In 1895 and 1896 the authorities adopted the most severe measures to suppress the Katipunan, with precisely the reverse effect to that intended. The friars, who often acted in the capacity of detectives for the civil power, caused the deportation of great numbers of suspects.

Without entertaining the sentiment of patriotism in the broader sense, the Tagal has always evinced strong attachment to the soil and no penalty, short of death, could be more severe than exile from his native village.

Sawyer* says: "The greatest and the best-founded complaint of the natives against the priests was that whoever displeased them, either in personal or money matters, was liable to he denounced to the anthorities as a filibuster, and to be torn from home and family and deported to some distant and probably unhealthy spot, there to resize at his own cost for an indefinite time by arbitrary authority, without process of law. Such a punishment, euphoniously termed ,'forced residence,' sometimes involved the death of the exile and always caused heavy expense, as a pardon could not be obtained without bribing some one."
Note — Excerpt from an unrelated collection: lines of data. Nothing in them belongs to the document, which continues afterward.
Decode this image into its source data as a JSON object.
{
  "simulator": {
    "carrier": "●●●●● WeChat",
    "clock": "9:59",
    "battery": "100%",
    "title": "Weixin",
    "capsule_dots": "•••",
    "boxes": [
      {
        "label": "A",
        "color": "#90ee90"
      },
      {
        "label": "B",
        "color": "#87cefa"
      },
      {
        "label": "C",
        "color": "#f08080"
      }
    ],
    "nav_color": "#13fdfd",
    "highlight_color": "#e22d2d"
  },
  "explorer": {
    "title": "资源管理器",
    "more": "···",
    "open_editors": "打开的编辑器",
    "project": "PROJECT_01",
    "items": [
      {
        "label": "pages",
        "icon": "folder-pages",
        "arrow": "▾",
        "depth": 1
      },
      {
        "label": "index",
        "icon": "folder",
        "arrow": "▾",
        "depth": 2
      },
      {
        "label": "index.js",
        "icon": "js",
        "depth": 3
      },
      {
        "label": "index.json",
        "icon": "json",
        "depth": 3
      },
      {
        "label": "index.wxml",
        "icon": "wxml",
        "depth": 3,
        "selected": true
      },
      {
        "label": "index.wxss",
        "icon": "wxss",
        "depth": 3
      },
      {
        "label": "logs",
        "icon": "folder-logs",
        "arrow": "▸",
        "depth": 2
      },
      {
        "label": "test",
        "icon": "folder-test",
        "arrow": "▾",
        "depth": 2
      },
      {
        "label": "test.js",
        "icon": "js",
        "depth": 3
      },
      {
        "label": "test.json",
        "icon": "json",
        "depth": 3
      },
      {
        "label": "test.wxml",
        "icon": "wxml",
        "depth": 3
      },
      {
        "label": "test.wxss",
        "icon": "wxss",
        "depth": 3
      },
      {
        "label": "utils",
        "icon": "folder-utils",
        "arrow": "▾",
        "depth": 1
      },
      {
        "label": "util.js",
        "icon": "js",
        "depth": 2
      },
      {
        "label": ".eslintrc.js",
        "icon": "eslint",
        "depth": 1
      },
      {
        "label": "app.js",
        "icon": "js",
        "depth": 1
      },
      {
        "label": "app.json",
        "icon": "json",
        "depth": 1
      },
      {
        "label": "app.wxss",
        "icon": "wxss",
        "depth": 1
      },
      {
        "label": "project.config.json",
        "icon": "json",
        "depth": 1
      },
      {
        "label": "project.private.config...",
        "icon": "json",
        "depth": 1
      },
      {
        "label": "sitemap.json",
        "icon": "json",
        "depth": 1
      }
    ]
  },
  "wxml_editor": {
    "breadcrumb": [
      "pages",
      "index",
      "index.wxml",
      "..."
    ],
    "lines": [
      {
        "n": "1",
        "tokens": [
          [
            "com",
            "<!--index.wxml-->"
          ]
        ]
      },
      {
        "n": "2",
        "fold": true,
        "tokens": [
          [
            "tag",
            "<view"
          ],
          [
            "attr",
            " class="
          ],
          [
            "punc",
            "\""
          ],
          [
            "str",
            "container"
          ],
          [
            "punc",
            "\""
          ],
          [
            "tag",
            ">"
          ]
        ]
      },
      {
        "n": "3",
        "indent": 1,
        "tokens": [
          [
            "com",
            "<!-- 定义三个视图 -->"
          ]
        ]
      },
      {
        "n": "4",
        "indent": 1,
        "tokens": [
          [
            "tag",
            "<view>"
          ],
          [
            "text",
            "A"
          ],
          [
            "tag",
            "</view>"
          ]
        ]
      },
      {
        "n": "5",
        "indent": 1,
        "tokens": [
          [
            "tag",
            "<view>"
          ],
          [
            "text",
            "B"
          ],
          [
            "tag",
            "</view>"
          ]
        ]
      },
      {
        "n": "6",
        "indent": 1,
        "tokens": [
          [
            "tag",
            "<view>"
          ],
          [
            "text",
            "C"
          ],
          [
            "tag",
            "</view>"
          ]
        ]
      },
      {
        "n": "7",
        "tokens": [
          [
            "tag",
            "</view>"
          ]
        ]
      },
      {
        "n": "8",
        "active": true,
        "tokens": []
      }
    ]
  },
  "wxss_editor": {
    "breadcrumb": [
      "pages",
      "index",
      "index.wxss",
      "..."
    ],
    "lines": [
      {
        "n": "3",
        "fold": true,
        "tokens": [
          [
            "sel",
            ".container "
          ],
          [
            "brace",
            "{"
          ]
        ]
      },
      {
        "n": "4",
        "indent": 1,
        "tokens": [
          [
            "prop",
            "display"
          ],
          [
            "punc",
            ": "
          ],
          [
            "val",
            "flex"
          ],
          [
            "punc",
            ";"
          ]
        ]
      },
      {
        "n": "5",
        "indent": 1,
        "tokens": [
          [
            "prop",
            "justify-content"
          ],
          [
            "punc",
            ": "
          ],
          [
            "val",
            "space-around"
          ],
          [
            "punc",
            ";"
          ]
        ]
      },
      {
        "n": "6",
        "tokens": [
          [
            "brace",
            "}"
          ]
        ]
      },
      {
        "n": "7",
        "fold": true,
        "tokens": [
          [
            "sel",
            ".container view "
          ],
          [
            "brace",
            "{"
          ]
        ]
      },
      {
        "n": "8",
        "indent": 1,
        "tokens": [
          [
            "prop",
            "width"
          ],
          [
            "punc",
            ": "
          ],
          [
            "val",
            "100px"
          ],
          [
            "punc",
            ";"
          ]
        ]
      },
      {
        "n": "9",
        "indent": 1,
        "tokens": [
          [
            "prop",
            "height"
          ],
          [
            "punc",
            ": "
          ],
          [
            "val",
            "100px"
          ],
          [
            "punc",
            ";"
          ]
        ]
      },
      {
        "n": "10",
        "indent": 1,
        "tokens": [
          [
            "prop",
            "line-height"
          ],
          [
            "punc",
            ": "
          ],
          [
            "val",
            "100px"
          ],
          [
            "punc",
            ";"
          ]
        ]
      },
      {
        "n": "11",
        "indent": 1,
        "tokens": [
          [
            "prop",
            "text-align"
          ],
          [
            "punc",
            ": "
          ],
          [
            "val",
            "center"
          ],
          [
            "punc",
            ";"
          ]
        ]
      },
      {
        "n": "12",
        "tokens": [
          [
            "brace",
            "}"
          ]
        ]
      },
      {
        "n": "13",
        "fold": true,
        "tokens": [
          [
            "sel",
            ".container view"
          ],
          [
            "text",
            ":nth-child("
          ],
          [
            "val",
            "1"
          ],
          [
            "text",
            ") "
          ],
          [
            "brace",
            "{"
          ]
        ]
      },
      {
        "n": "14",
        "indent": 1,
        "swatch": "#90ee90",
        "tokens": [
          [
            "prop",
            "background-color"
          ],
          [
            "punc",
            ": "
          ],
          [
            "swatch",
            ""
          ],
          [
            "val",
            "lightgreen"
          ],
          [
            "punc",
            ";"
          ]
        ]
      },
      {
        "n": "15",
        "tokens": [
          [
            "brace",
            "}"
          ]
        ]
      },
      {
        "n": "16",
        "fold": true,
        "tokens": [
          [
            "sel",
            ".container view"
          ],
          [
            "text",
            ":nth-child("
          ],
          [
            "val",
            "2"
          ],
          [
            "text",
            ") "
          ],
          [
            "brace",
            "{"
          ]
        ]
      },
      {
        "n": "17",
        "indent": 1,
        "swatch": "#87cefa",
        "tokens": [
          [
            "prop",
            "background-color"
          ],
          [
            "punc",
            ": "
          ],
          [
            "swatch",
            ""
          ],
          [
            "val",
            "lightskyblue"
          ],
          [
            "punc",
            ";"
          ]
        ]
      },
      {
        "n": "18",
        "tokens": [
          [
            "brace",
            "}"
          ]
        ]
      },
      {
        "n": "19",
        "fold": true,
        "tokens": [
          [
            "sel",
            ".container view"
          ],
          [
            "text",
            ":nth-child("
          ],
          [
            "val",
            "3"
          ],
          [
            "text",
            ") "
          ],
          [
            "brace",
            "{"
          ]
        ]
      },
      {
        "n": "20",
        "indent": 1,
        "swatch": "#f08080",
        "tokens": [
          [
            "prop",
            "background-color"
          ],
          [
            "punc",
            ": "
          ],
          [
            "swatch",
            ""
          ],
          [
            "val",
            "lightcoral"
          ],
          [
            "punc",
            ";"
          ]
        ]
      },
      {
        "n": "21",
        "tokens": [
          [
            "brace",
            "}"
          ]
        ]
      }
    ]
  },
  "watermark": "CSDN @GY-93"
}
* The Inhabitants of the Philippines. F.N. Sawyer. New York, 1900.
[Austrian-Philippine Homepage] [Culture and History] [Top]
created: November 20, 1997
updated: November 23, 1997
APSIS Editor Johann Stockinger